WORK INSTRUCTIONS
Search term "have": copy each line of the data containing it.
━━━━━━━━━━━━━━━━━━━━
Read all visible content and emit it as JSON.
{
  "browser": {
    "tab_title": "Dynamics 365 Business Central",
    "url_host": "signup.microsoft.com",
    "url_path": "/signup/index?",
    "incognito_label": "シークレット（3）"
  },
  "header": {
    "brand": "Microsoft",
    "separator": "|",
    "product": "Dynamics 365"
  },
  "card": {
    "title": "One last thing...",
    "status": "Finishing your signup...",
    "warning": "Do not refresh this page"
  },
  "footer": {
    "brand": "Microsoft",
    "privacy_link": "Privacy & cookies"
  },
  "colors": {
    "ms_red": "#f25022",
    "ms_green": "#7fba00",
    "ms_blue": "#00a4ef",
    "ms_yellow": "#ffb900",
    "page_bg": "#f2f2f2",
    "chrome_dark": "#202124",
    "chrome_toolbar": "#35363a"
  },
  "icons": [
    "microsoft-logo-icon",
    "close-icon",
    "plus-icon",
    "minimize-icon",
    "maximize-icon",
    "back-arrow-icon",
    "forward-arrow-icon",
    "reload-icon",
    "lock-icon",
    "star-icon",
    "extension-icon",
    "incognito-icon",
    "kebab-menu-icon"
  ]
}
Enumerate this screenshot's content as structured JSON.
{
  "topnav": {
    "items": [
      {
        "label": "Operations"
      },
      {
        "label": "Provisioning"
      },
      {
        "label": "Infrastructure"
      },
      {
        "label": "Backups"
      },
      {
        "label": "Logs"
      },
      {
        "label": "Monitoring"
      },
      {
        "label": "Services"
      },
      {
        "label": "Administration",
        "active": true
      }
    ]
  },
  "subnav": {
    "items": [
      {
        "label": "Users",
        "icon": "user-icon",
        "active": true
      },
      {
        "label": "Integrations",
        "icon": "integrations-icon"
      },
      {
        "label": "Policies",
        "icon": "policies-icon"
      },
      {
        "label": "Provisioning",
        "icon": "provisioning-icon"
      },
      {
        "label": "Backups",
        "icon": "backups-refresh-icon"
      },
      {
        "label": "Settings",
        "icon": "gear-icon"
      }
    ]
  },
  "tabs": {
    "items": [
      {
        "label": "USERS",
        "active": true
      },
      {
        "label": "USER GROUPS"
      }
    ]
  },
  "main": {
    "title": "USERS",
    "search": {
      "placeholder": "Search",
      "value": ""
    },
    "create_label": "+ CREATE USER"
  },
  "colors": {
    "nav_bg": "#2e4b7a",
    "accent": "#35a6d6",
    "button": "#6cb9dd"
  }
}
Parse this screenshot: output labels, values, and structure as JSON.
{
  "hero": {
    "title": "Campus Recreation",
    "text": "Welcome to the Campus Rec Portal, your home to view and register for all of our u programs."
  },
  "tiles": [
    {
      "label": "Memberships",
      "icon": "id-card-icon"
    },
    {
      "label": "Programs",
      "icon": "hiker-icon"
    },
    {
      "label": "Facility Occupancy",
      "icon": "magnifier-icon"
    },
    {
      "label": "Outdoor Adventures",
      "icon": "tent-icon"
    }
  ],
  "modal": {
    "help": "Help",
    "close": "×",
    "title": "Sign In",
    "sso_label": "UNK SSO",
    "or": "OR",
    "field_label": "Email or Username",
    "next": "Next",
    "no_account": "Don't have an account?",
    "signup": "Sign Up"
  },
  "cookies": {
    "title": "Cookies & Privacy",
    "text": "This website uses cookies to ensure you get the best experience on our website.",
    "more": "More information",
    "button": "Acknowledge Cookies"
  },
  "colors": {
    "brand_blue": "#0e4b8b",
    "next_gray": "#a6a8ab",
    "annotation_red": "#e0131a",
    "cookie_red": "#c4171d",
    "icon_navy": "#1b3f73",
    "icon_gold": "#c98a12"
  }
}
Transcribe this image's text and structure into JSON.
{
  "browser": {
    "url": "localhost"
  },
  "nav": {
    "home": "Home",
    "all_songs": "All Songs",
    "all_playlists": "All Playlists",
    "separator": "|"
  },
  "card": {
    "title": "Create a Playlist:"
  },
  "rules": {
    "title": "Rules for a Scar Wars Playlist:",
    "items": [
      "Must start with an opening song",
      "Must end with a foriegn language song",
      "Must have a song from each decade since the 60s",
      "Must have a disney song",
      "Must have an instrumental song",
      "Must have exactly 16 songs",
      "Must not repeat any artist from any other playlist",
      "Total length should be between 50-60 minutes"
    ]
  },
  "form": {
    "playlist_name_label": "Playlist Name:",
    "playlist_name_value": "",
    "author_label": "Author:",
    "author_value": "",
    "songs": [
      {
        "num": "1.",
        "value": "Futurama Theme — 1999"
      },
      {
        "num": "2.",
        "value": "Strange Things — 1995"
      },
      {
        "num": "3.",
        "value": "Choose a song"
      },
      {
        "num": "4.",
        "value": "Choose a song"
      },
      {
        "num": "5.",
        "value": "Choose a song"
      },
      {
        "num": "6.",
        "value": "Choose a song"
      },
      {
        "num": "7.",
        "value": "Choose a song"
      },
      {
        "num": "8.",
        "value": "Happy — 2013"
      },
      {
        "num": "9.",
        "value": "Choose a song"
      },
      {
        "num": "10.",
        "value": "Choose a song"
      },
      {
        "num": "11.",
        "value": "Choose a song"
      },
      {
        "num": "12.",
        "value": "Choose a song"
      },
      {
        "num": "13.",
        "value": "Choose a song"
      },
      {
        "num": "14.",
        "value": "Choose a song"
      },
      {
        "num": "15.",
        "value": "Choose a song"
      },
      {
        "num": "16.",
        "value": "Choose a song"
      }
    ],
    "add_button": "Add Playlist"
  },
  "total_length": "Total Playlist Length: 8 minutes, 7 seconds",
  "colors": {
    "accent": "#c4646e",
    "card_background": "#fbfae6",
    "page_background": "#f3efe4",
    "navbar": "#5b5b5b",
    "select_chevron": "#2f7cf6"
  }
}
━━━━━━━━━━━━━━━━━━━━
OUTPUT OF THE EXERCISE
    "no_account": "Don't have an account?",
      "Must have a song from each decade since the 60s",
      "Must have a disney song",
      "Must have an instrumental song",
      "Must have exactly 16 songs",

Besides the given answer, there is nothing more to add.